====== Data ======
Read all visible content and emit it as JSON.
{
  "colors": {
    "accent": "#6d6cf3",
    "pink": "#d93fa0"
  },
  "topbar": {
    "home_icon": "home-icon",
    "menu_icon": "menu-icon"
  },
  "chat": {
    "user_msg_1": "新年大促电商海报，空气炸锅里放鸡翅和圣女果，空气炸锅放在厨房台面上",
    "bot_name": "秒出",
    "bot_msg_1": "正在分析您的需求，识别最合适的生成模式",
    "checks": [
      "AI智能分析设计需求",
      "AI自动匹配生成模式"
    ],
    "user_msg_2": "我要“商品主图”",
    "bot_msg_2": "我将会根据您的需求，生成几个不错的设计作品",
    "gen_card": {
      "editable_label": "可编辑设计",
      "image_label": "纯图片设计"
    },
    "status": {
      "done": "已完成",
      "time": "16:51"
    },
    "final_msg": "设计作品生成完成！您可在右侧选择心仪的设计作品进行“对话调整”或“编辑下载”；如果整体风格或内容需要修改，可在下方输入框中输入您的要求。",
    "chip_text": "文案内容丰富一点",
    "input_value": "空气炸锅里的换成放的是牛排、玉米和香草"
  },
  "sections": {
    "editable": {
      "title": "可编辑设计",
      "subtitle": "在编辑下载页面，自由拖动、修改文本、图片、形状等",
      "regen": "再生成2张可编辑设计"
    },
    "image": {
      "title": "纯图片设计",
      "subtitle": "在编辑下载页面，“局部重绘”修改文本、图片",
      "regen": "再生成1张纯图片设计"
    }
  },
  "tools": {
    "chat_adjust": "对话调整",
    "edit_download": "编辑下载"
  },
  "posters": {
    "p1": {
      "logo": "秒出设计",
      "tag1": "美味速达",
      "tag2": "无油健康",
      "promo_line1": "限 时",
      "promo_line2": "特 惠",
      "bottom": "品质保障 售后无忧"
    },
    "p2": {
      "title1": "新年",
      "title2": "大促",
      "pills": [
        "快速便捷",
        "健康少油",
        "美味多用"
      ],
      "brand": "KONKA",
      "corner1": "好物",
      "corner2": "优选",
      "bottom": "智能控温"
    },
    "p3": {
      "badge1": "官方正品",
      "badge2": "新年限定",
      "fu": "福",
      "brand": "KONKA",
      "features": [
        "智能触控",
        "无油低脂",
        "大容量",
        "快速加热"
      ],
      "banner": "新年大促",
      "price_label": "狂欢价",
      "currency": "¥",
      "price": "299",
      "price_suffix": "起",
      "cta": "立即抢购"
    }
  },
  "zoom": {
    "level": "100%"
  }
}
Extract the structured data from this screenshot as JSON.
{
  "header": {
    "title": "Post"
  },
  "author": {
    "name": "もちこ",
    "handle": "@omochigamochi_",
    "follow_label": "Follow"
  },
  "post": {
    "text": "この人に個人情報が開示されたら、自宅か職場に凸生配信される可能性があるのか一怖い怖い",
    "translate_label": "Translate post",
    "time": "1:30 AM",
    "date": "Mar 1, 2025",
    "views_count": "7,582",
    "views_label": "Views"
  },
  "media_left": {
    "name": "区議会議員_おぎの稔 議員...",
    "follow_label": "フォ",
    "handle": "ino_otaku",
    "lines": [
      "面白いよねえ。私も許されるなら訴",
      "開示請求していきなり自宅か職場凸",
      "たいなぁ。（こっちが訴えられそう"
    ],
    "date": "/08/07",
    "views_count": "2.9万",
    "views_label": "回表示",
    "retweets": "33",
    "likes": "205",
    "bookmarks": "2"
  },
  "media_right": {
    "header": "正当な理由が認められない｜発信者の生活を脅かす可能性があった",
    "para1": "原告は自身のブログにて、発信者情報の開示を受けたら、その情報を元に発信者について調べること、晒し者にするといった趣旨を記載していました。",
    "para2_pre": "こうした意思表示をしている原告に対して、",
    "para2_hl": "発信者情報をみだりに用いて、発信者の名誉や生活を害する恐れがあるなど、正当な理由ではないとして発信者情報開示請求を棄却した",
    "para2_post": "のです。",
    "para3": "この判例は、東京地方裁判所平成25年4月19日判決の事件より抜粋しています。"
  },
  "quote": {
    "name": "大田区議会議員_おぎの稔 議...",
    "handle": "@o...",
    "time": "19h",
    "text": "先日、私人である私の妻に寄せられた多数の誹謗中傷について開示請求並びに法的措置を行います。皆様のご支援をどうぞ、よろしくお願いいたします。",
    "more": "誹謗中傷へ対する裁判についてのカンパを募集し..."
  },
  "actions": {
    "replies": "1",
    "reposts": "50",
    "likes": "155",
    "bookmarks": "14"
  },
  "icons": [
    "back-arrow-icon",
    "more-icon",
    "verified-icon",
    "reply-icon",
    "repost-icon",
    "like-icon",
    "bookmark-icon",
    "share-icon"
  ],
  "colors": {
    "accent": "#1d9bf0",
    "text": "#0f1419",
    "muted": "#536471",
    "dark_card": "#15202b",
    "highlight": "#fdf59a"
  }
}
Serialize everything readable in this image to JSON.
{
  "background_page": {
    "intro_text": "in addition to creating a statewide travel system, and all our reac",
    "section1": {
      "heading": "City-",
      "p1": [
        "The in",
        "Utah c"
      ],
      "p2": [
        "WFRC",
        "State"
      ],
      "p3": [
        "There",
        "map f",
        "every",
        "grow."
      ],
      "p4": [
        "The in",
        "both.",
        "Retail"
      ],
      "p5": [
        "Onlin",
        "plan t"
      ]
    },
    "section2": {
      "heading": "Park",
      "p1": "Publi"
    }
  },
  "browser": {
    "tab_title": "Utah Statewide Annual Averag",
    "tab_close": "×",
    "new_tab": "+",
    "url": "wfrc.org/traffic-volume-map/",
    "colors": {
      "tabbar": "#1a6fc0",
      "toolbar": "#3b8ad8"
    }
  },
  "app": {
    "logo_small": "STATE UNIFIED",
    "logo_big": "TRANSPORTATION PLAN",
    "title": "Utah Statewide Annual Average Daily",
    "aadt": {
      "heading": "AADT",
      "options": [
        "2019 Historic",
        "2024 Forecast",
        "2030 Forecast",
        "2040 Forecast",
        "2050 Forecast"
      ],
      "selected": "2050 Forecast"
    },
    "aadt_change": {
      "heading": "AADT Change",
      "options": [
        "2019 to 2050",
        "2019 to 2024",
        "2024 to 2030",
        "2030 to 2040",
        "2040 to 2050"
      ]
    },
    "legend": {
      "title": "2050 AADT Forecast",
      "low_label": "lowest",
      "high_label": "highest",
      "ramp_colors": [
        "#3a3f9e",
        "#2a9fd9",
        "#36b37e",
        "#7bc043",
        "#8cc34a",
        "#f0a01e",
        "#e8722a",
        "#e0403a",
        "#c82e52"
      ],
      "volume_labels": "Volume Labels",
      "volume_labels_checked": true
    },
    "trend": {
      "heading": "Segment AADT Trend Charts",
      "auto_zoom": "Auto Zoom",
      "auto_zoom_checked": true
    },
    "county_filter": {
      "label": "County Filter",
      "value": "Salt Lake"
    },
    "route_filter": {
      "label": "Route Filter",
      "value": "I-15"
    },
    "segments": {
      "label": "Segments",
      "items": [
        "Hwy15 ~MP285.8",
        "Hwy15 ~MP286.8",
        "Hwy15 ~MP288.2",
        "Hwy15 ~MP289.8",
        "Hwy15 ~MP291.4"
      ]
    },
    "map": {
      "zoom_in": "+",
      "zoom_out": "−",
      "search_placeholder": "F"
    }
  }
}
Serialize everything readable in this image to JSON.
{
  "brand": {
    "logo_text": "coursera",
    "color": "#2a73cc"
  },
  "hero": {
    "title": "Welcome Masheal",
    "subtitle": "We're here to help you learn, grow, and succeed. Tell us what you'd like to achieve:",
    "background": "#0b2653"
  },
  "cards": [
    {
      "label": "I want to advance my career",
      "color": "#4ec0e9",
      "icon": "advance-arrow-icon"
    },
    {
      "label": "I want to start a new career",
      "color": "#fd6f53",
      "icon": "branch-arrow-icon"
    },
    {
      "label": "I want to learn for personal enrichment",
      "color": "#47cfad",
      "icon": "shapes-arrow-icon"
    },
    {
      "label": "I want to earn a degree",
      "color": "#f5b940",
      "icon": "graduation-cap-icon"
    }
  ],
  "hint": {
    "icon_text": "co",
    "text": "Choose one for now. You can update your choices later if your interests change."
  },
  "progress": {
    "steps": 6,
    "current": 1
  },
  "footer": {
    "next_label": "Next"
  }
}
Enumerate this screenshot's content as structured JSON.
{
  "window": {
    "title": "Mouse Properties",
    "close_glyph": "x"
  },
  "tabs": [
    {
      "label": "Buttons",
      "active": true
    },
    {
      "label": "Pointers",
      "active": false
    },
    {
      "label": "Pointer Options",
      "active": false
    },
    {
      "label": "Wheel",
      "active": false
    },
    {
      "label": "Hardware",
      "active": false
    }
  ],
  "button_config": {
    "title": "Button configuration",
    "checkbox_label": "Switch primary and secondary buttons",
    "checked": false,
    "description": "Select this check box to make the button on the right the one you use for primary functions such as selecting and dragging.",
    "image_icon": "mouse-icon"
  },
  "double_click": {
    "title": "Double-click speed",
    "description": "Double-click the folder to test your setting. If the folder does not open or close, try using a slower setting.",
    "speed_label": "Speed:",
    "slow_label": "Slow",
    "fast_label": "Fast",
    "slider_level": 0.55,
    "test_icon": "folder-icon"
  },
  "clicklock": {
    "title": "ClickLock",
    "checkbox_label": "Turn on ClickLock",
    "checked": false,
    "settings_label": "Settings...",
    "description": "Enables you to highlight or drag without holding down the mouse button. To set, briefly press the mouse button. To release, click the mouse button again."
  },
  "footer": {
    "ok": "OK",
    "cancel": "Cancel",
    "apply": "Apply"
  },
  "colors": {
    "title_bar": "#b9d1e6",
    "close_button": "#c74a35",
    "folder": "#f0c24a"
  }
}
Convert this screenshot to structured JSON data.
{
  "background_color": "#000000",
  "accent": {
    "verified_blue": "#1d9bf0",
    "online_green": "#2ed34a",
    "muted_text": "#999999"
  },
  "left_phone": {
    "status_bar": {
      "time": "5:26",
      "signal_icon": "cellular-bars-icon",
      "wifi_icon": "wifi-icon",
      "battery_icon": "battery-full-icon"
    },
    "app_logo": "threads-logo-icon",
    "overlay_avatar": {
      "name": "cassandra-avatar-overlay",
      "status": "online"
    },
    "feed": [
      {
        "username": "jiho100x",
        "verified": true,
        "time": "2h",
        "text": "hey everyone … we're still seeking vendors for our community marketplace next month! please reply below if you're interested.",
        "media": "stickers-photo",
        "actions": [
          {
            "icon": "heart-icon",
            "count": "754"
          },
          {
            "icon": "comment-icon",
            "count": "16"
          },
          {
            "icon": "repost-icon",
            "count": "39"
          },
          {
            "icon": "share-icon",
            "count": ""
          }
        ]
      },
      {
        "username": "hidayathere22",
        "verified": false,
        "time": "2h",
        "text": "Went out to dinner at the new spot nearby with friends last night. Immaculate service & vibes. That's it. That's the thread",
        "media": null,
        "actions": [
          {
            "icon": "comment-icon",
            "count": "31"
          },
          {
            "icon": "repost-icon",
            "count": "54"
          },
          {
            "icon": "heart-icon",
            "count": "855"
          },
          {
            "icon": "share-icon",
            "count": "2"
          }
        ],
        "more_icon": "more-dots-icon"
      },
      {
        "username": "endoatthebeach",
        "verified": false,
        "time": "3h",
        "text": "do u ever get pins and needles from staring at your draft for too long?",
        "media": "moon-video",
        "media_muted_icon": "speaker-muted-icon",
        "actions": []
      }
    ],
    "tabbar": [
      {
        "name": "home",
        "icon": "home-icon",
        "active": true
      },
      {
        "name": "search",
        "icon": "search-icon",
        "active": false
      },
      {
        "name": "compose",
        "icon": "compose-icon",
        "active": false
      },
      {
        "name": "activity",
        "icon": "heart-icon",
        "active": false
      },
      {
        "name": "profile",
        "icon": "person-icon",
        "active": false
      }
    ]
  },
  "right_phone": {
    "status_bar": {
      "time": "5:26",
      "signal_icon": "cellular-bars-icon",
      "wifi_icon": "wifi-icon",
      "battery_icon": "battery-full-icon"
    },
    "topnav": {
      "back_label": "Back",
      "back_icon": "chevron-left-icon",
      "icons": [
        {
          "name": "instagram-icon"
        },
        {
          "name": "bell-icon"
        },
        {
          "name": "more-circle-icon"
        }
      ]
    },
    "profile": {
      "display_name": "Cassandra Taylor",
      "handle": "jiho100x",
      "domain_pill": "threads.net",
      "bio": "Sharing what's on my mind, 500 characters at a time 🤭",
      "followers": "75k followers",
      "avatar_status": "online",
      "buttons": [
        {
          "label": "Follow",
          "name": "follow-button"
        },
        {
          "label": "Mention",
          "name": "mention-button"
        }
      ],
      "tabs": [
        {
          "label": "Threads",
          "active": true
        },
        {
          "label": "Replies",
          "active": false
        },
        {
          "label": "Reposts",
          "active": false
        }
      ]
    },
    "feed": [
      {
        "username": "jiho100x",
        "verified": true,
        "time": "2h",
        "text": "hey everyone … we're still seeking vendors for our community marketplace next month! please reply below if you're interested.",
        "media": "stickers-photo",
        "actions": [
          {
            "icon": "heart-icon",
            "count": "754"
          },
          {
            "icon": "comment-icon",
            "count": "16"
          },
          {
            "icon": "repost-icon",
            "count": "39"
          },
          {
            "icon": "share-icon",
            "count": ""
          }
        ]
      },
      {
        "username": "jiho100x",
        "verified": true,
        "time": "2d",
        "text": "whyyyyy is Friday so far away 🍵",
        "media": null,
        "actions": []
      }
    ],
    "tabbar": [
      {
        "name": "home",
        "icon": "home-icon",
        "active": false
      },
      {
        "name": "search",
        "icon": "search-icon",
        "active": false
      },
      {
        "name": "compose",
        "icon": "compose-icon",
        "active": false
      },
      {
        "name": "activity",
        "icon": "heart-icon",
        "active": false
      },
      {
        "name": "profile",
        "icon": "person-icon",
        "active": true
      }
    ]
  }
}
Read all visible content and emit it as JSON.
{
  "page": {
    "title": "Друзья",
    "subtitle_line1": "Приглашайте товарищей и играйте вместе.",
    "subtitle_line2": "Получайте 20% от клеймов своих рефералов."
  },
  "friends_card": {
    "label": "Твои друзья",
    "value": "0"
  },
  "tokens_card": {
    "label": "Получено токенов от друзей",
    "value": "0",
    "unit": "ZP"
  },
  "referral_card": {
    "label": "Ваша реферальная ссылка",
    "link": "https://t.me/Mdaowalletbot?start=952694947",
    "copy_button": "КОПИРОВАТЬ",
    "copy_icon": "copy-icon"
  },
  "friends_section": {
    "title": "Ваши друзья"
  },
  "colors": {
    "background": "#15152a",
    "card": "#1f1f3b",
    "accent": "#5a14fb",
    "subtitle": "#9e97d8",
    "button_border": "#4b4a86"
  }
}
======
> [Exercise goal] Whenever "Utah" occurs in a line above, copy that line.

> [The answer]
        "Utah c"
    "tab_title": "Utah Statewide Annual Averag",
    "title": "Utah Statewide Annual Average Daily",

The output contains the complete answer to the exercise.